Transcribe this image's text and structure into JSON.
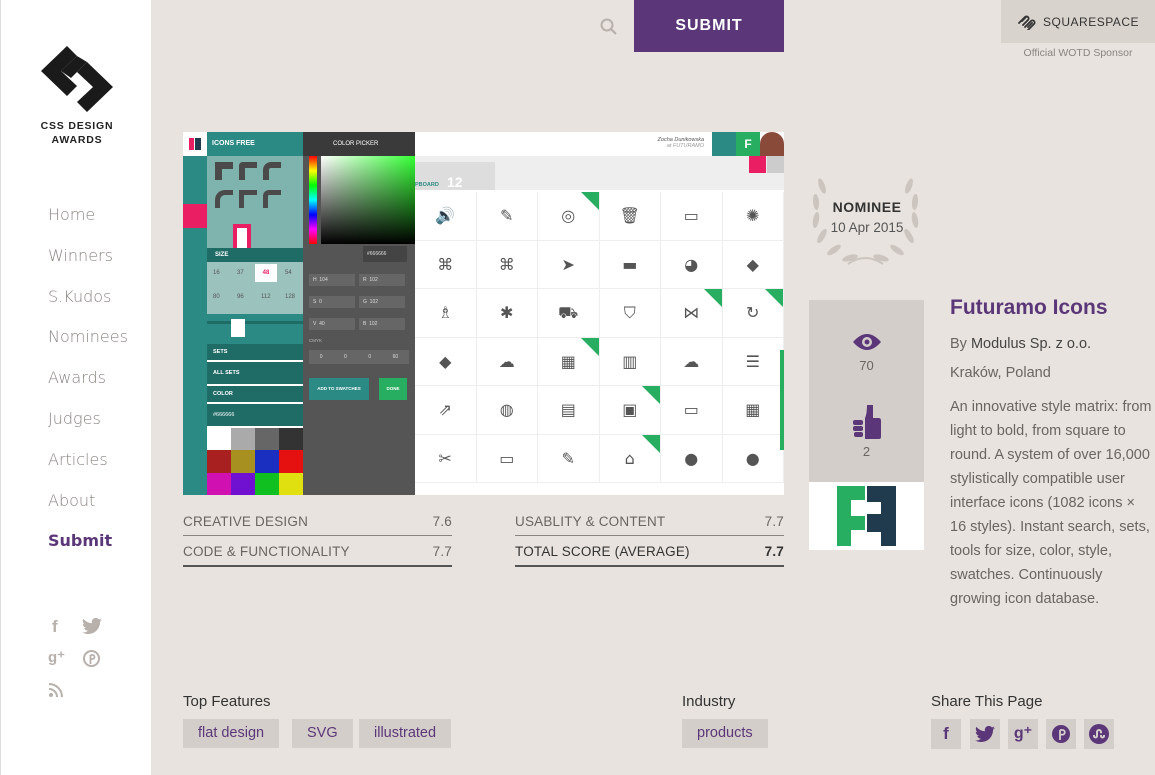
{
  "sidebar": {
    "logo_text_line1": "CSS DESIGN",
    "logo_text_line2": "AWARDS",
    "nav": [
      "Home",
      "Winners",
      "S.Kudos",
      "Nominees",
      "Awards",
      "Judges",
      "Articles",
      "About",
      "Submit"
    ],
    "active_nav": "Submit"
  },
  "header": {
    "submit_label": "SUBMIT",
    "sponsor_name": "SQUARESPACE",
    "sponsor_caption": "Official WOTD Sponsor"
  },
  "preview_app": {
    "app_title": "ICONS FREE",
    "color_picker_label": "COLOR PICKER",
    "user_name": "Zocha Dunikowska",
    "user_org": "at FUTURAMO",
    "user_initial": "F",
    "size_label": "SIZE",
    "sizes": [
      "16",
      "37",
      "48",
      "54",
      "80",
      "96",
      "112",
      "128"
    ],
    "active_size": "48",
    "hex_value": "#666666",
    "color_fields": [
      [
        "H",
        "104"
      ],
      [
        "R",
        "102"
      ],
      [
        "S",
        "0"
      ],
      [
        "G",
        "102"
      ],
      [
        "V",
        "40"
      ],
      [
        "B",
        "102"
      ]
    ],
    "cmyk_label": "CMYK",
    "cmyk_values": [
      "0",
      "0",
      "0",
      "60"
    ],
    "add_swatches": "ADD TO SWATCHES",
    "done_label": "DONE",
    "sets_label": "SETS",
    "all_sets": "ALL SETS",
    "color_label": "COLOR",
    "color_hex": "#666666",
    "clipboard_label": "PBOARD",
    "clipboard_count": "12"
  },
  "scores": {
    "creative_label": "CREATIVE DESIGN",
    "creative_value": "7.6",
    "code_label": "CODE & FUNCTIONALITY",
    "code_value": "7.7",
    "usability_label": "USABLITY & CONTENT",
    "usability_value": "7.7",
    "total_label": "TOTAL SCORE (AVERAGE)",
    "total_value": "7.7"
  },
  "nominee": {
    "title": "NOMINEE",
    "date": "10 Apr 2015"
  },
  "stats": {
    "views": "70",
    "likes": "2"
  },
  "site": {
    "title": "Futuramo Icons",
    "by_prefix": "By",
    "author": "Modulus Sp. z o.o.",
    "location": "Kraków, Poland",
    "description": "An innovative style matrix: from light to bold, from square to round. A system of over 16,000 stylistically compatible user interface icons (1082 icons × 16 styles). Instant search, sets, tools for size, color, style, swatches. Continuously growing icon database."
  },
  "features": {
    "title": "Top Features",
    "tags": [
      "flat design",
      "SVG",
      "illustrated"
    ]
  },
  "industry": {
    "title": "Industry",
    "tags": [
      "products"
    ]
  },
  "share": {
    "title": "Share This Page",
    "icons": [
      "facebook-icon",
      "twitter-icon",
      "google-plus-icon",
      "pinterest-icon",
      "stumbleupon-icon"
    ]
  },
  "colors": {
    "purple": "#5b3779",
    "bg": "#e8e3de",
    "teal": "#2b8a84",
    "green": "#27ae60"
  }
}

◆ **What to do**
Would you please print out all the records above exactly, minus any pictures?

◆ **Problem solution**
Transcribe this image's text and structure into JSON.
{
  "sidebar": {
    "logo_text_line1": "CSS DESIGN",
    "logo_text_line2": "AWARDS",
    "nav": [
      "Home",
      "Winners",
      "S.Kudos",
      "Nominees",
      "Awards",
      "Judges",
      "Articles",
      "About",
      "Submit"
    ],
    "active_nav": "Submit"
  },
  "header": {
    "submit_label": "SUBMIT",
    "sponsor_name": "SQUARESPACE",
    "sponsor_caption": "Official WOTD Sponsor"
  },
  "preview_app": {
    "app_title": "ICONS FREE",
    "color_picker_label": "COLOR PICKER",
    "user_name": "Zocha Dunikowska",
    "user_org": "at FUTURAMO",
    "user_initial": "F",
    "size_label": "SIZE",
    "sizes": [
      "16",
      "37",
      "48",
      "54",
      "80",
      "96",
      "112",
      "128"
    ],
    "active_size": "48",
    "hex_value": "#666666",
    "color_fields": [
      [
        "H",
        "104"
      ],
      [
        "R",
        "102"
      ],
      [
        "S",
        "0"
      ],
      [
        "G",
        "102"
      ],
      [
        "V",
        "40"
      ],
      [
        "B",
        "102"
      ]
    ],
    "cmyk_label": "CMYK",
    "cmyk_values": [
      "0",
      "0",
      "0",
      "60"
    ],
    "add_swatches": "ADD TO SWATCHES",
    "done_label": "DONE",
    "sets_label": "SETS",
    "all_sets": "ALL SETS",
    "color_label": "COLOR",
    "color_hex": "#666666",
    "clipboard_label": "PBOARD",
    "clipboard_count": "12"
  },
  "scores": {
    "creative_label": "CREATIVE DESIGN",
    "creative_value": "7.6",
    "code_label": "CODE & FUNCTIONALITY",
    "code_value": "7.7",
    "usability_label": "USABLITY & CONTENT",
    "usability_value": "7.7",
    "total_label": "TOTAL SCORE (AVERAGE)",
    "total_value": "7.7"
  },
  "nominee": {
    "title": "NOMINEE",
    "date": "10 Apr 2015"
  },
  "stats": {
    "views": "70",
    "likes": "2"
  },
  "site": {
    "title": "Futuramo Icons",
    "by_prefix": "By",
    "author": "Modulus Sp. z o.o.",
    "location": "Kraków, Poland",
    "description": "An innovative style matrix: from light to bold, from square to round. A system of over 16,000 stylistically compatible user interface icons (1082 icons × 16 styles). Instant search, sets, tools for size, color, style, swatches. Continuously growing icon database."
  },
  "features": {
    "title": "Top Features",
    "tags": [
      "flat design",
      "SVG",
      "illustrated"
    ]
  },
  "industry": {
    "title": "Industry",
    "tags": [
      "products"
    ]
  },
  "share": {
    "title": "Share This Page",
    "icons": [
      "facebook-icon",
      "twitter-icon",
      "google-plus-icon",
      "pinterest-icon",
      "stumbleupon-icon"
    ]
  },
  "colors": {
    "purple": "#5b3779",
    "bg": "#e8e3de",
    "teal": "#2b8a84",
    "green": "#27ae60"
  }
}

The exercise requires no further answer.